=== Exercise instructions ===
Check each line below for the word "icon", and copy those that have it.

[Stored data entries]
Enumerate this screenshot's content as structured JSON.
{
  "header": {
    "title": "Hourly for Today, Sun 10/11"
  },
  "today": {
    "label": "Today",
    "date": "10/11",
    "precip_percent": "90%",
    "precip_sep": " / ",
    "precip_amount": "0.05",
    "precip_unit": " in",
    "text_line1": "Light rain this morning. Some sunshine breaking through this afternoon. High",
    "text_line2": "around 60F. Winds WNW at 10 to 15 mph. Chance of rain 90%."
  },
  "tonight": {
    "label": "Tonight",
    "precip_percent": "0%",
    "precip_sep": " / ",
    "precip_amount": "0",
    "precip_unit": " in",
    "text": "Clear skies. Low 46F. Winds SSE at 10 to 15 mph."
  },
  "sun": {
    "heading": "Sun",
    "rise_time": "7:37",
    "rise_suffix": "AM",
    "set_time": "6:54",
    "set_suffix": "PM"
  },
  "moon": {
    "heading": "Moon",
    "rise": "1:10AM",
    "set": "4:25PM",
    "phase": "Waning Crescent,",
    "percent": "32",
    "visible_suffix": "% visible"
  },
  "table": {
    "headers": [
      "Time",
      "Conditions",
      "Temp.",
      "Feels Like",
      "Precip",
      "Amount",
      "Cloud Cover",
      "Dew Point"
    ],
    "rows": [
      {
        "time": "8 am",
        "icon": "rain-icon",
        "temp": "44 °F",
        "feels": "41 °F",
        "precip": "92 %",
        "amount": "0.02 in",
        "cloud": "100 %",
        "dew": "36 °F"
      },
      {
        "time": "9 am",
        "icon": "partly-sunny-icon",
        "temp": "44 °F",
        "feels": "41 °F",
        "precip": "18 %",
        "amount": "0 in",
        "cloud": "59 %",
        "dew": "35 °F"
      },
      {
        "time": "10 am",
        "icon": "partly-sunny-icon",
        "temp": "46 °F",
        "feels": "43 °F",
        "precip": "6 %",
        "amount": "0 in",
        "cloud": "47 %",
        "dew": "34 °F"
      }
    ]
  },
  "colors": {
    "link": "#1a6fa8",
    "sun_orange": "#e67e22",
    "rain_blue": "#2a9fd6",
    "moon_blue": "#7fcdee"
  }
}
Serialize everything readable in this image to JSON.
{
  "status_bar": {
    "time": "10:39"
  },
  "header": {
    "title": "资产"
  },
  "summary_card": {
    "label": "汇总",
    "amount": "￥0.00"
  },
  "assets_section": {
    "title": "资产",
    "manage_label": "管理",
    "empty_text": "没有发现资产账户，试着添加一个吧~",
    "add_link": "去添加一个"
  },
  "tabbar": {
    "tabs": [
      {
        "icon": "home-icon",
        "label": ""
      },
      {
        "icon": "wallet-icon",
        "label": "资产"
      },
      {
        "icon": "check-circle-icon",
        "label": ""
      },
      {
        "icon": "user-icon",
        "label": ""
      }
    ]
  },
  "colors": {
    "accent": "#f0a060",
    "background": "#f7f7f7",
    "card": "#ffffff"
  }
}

=== Problem solution ===
        "icon": "rain-icon",
        "icon": "partly-sunny-icon",
        "icon": "partly-sunny-icon",
        "icon": "home-icon",
        "icon": "wallet-icon",
        "icon": "check-circle-icon",
        "icon": "user-icon",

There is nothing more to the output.